─── Records for this exercise ───

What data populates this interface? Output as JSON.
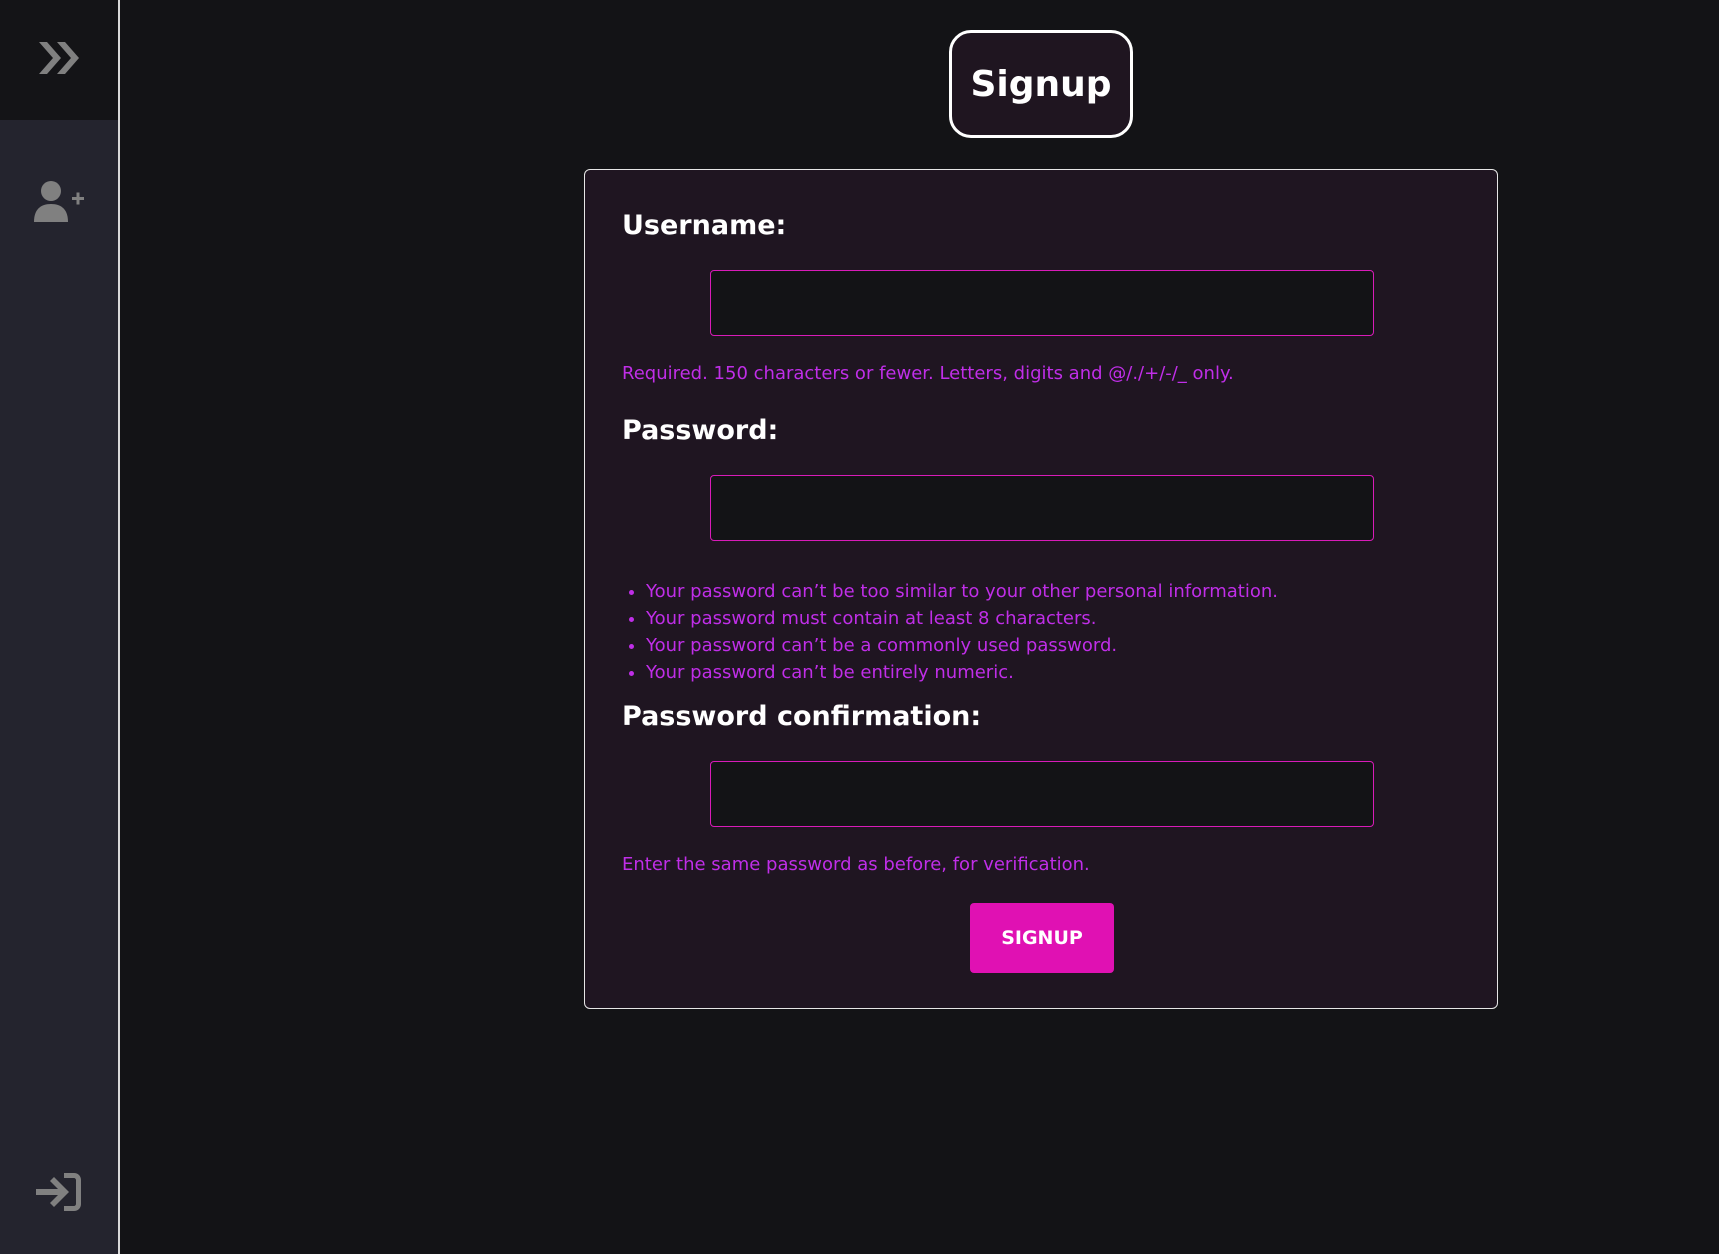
{
  "sidebar": {
    "toggle_icon": "double-chevron-right-icon",
    "signup_icon": "user-plus-icon",
    "login_icon": "sign-in-icon",
    "icon_color": "#808080"
  },
  "page": {
    "title": "Signup"
  },
  "form": {
    "username_label": "Username:",
    "username_value": "",
    "username_help": "Required. 150 characters or fewer. Letters, digits and @/./+/-/_ only.",
    "password_label": "Password:",
    "password_value": "",
    "password_rules": [
      "Your password can’t be too similar to your other personal information.",
      "Your password must contain at least 8 characters.",
      "Your password can’t be a commonly used password.",
      "Your password can’t be entirely numeric."
    ],
    "confirm_label": "Password confirmation:",
    "confirm_value": "",
    "confirm_help": "Enter the same password as before, for verification.",
    "submit_label": "SIGNUP"
  },
  "colors": {
    "accent": "#e011b3",
    "help_text": "#c02ee8",
    "background": "#131316",
    "card": "#1f1521"
  }
}
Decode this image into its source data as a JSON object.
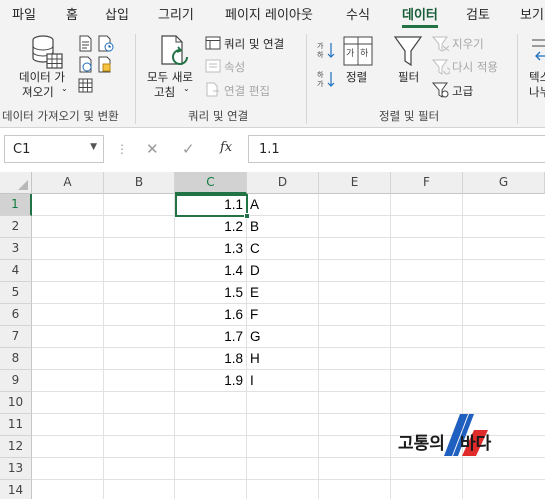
{
  "tabs": [
    "파일",
    "홈",
    "삽입",
    "그리기",
    "페이지 레이아웃",
    "수식",
    "데이터",
    "검토",
    "보기"
  ],
  "active_tab": "데이터",
  "ribbon": {
    "get_data": {
      "label_line1": "데이터 가",
      "label_line2": "져오기",
      "group": "데이터 가져오기 및 변환"
    },
    "refresh": {
      "label_line1": "모두 새로",
      "label_line2": "고침",
      "queries_connections": "쿼리 및 연결",
      "properties": "속성",
      "edit_links": "연결 편집",
      "group": "쿼리 및 연결"
    },
    "sort": {
      "sort_label": "정렬",
      "filter_label": "필터",
      "clear": "지우기",
      "reapply": "다시 적용",
      "advanced": "고급",
      "group": "정렬 및 필터"
    },
    "text_col_partial_1": "텍스",
    "text_col_partial_2": "나누"
  },
  "formula_bar": {
    "name_box": "C1",
    "formula": "1.1",
    "fx": "fx"
  },
  "columns": [
    "A",
    "B",
    "C",
    "D",
    "E",
    "F",
    "G"
  ],
  "rows": [
    "1",
    "2",
    "3",
    "4",
    "5",
    "6",
    "7",
    "8",
    "9",
    "10",
    "11",
    "12",
    "13",
    "14"
  ],
  "cells": {
    "C": [
      "1.1",
      "1.2",
      "1.3",
      "1.4",
      "1.5",
      "1.6",
      "1.7",
      "1.8",
      "1.9"
    ],
    "D": [
      "A",
      "B",
      "C",
      "D",
      "E",
      "F",
      "G",
      "H",
      "I"
    ]
  },
  "selected_cell": "C1",
  "watermark": {
    "part1": "고통의",
    "part2": "바다"
  },
  "colors": {
    "accent": "#217346",
    "logo_blue": "#1f5fbf",
    "logo_red": "#e02b2b"
  }
}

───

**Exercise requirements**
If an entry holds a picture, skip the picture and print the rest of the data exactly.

**Problem solution**
What data populates this interface? Output as JSON.
{
  "sidebar": {
    "toggle_icon": "double-chevron-right-icon",
    "signup_icon": "user-plus-icon",
    "login_icon": "sign-in-icon",
    "icon_color": "#808080"
  },
  "page": {
    "title": "Signup"
  },
  "form": {
    "username_label": "Username:",
    "username_value": "",
    "username_help": "Required. 150 characters or fewer. Letters, digits and @/./+/-/_ only.",
    "password_label": "Password:",
    "password_value": "",
    "password_rules": [
      "Your password can’t be too similar to your other personal information.",
      "Your password must contain at least 8 characters.",
      "Your password can’t be a commonly used password.",
      "Your password can’t be entirely numeric."
    ],
    "confirm_label": "Password confirmation:",
    "confirm_value": "",
    "confirm_help": "Enter the same password as before, for verification.",
    "submit_label": "SIGNUP"
  },
  "colors": {
    "accent": "#e011b3",
    "help_text": "#c02ee8",
    "background": "#131316",
    "card": "#1f1521"
  }
}
Decode this image into its source data as a JSON object.
{
  "tabs": [
    "파일",
    "홈",
    "삽입",
    "그리기",
    "페이지 레이아웃",
    "수식",
    "데이터",
    "검토",
    "보기"
  ],
  "active_tab": "데이터",
  "ribbon": {
    "get_data": {
      "label_line1": "데이터 가",
      "label_line2": "져오기",
      "group": "데이터 가져오기 및 변환"
    },
    "refresh": {
      "label_line1": "모두 새로",
      "label_line2": "고침",
      "queries_connections": "쿼리 및 연결",
      "properties": "속성",
      "edit_links": "연결 편집",
      "group": "쿼리 및 연결"
    },
    "sort": {
      "sort_label": "정렬",
      "filter_label": "필터",
      "clear": "지우기",
      "reapply": "다시 적용",
      "advanced": "고급",
      "group": "정렬 및 필터"
    },
    "text_col_partial_1": "텍스",
    "text_col_partial_2": "나누"
  },
  "formula_bar": {
    "name_box": "C1",
    "formula": "1.1",
    "fx": "fx"
  },
  "columns": [
    "A",
    "B",
    "C",
    "D",
    "E",
    "F",
    "G"
  ],
  "rows": [
    "1",
    "2",
    "3",
    "4",
    "5",
    "6",
    "7",
    "8",
    "9",
    "10",
    "11",
    "12",
    "13",
    "14"
  ],
  "cells": {
    "C": [
      "1.1",
      "1.2",
      "1.3",
      "1.4",
      "1.5",
      "1.6",
      "1.7",
      "1.8",
      "1.9"
    ],
    "D": [
      "A",
      "B",
      "C",
      "D",
      "E",
      "F",
      "G",
      "H",
      "I"
    ]
  },
  "selected_cell": "C1",
  "watermark": {
    "part1": "고통의",
    "part2": "바다"
  },
  "colors": {
    "accent": "#217346",
    "logo_blue": "#1f5fbf",
    "logo_red": "#e02b2b"
  }
}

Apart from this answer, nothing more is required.